Exercise
The whole listing that follows is to be restated word for word, images excluded.

**** Input data ****

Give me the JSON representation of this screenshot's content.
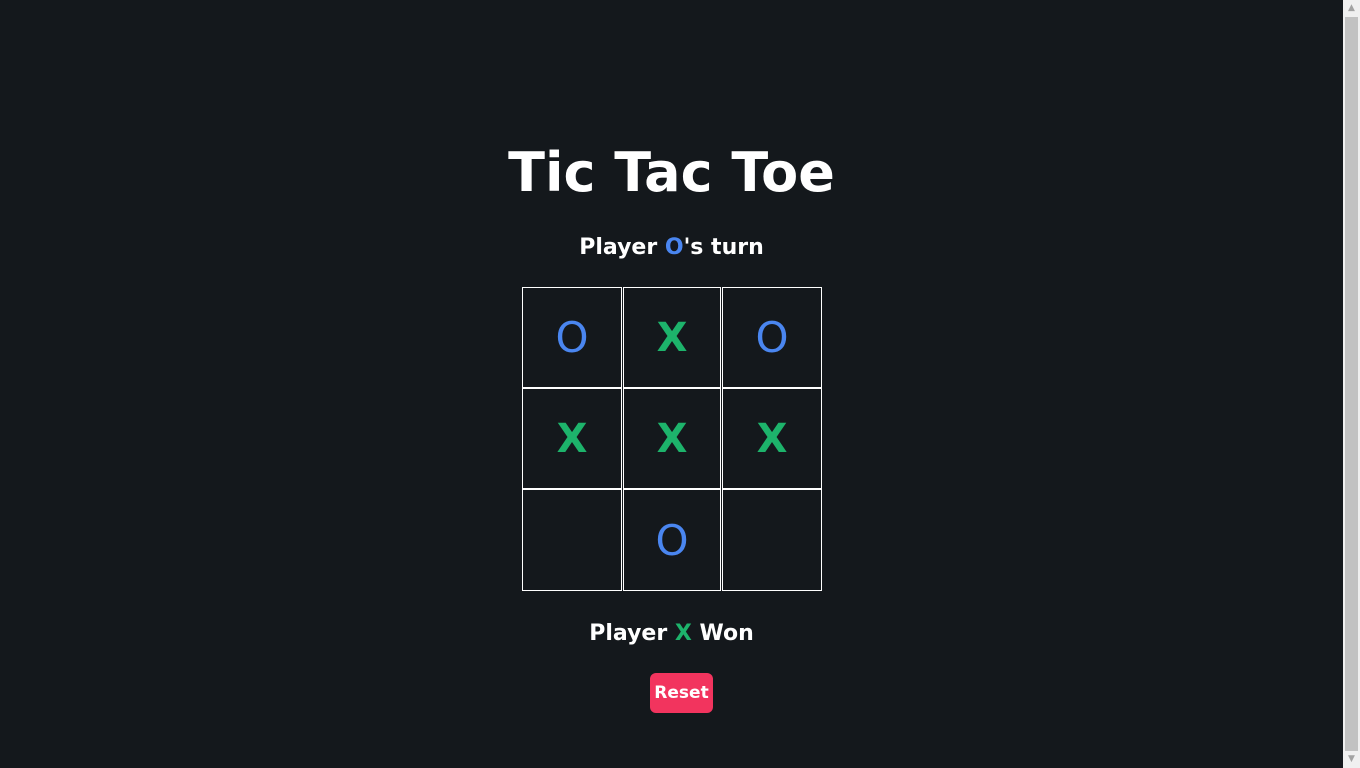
{
  "game": {
    "title": "Tic Tac Toe",
    "turn": {
      "prefix": "Player ",
      "player": "O",
      "suffix": "'s turn"
    },
    "board": [
      "O",
      "X",
      "O",
      "X",
      "X",
      "X",
      "",
      "O",
      ""
    ],
    "result": {
      "prefix": "Player ",
      "player": "X",
      "suffix": " Won"
    },
    "reset_label": "Reset"
  },
  "colors": {
    "background": "#14181c",
    "player_o": "#4a86f0",
    "player_x": "#1db36b",
    "reset_button": "#f2345e"
  },
  "scrollbar": {
    "up_icon": "scroll-up-arrow-icon",
    "down_icon": "scroll-down-arrow-icon",
    "up_glyph": "▲",
    "down_glyph": "▼"
  }
}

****

Result of this exercise
Give me the JSON representation of this screenshot's content.
{
  "game": {
    "title": "Tic Tac Toe",
    "turn": {
      "prefix": "Player ",
      "player": "O",
      "suffix": "'s turn"
    },
    "board": [
      "O",
      "X",
      "O",
      "X",
      "X",
      "X",
      "",
      "O",
      ""
    ],
    "result": {
      "prefix": "Player ",
      "player": "X",
      "suffix": " Won"
    },
    "reset_label": "Reset"
  },
  "colors": {
    "background": "#14181c",
    "player_o": "#4a86f0",
    "player_x": "#1db36b",
    "reset_button": "#f2345e"
  },
  "scrollbar": {
    "up_icon": "scroll-up-arrow-icon",
    "down_icon": "scroll-down-arrow-icon",
    "up_glyph": "▲",
    "down_glyph": "▼"
  }
}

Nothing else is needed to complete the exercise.